University of Ottawa PhD student Elisa Cantergiani has lead a team of researchers to win the 2015 T.C. Graham Prize, awarded by the Association for Iron and Steel Technology (AIST). Researchers from both academia and industry compete annually for this prestigious prize, awarded for the most innovative applications of steel that could help develop new markets. Elisa is a PhD student in Mechanical Engineering, and her teammates were Benjamin Lawrence and Chad Sinclair from the University of British Columbia, and Colin Scott from CanmetMATERIALS. The team accepted the $20,000 prize at the Italy Steel Forum in Dalmine, Italy on October 23, 2015. We asked Elisa to tell us about this experience:

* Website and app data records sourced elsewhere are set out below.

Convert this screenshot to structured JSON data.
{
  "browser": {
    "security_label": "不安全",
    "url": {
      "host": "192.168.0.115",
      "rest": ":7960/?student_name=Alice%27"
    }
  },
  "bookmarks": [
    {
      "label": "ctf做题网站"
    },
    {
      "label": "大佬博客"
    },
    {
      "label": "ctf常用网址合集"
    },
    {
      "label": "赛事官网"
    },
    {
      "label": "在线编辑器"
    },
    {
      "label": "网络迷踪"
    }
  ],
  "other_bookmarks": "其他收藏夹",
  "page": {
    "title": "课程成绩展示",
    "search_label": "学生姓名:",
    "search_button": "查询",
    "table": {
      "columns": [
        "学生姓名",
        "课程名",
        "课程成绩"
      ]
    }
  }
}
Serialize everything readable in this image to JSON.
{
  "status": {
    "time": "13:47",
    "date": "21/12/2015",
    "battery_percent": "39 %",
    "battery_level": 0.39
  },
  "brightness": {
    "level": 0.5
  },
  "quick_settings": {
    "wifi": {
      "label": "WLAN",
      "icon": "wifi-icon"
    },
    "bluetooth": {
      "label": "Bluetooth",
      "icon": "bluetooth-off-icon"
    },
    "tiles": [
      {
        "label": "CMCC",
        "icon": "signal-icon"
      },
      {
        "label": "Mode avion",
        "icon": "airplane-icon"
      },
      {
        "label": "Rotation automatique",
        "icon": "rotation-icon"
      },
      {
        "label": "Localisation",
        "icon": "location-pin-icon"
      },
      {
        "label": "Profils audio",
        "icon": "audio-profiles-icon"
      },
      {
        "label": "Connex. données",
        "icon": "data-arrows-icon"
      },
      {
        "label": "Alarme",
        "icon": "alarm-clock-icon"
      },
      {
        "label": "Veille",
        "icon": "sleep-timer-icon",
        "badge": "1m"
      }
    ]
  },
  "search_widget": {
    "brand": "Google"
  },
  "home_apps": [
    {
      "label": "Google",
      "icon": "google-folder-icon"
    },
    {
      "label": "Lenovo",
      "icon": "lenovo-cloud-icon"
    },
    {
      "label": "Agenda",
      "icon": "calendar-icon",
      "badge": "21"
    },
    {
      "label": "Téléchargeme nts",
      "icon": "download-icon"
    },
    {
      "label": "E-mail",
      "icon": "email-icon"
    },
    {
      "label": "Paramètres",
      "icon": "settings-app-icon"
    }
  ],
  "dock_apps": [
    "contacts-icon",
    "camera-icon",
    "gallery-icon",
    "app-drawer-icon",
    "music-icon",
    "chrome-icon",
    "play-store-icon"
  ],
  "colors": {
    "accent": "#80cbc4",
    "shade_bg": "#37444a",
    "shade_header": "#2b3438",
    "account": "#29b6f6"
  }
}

Steel is one of the main materials used in car manufacturing. However, today’s very strict fuel efficiency standards require companies to greatly reduce the weight of cars. Materials such as aluminium have emerged as an alternative to steel, but aluminium has several manufacturing drawbacks and is expensive. In order to remain competitive and avoid losing a key market, steel companies are investigating new ways of producing stronger steels for thinner, lighter car components. An easy way to strengthen steel is to introduce carbon into its composition. Various methods (such as liquid carburizing) have been developed, but they require several hours of high heat treatment and are not usually applicable to thin steel sheets used in automotive applications. Furthermore, liquid carburizing uses chemicals that are poisonous to the environment and are difficult to recycle.
Inspired by this, we proposed a new process of obtaining stronger Interstitial-free (IF) steel. This type of steel is already used in cars because it is very easy to form, but it lacks strength. Our new method allows us to carburize steel sheets by applying a carbon film to the surface of the material. Then, after an induction heat treatment of just 2 minutes followed by a quench in water, the obtained steel is 3-4 times stronger than what can be reached with the current processes. Our method is very time-efficient, uses much less energy, and does not involve poisonous chemicals.
I studied Materials Engineering at the University of Modena and Reggio Emilia in Italy. During my Bachelor’s degree, I acquired knowledge of math and mechanical engineering, and during my Master’s degree I studied materials and solid state physics. Then, after working for five years as an engineer, I decided to pursue a PhD. From 2011 to 2015, I have been a student in the group of Dr. Arnaud Weck at the University of Ottawa, working on graded steels and investigating new ways of strengthening steels. I chose the field of Materials Engineering because it allows me to join aspects of mechanical engineering and physics. A materials engineer needs to understand both the chemistry and the physics of materials, as well as their mechanical properties.
This project was a long process, and the result is the joining of several ideas. Most of the findings we have showcased in the competition for the T.C. Graham Prize have been obtained during my PhD, with the support of Arcelor Mittal. The idea of using carbon films to carburize the steel belongs to Dr. Colin Scott, while the idea of implementing induction heating and the experimental results were part of my work. During my PhD work, which includes this idea, most of the projects I worked on were collaborations between Canadian universities (University of British Columbia and University of Ottawa) and French universities (Université de Rouen and the Institut national des sciences appliquées (INSA) Lyon). This shows the importance of collaboration to reach good results in scientific research. I would like to sincerely thank my supervisor Dr. Arnaud Weck for giving me the opportunity to develop my ideas in collaboration with all the team members that with me have won the T.C. Graham Prize.
For more information about the T.C. Graham Prize, please visit the AIST website.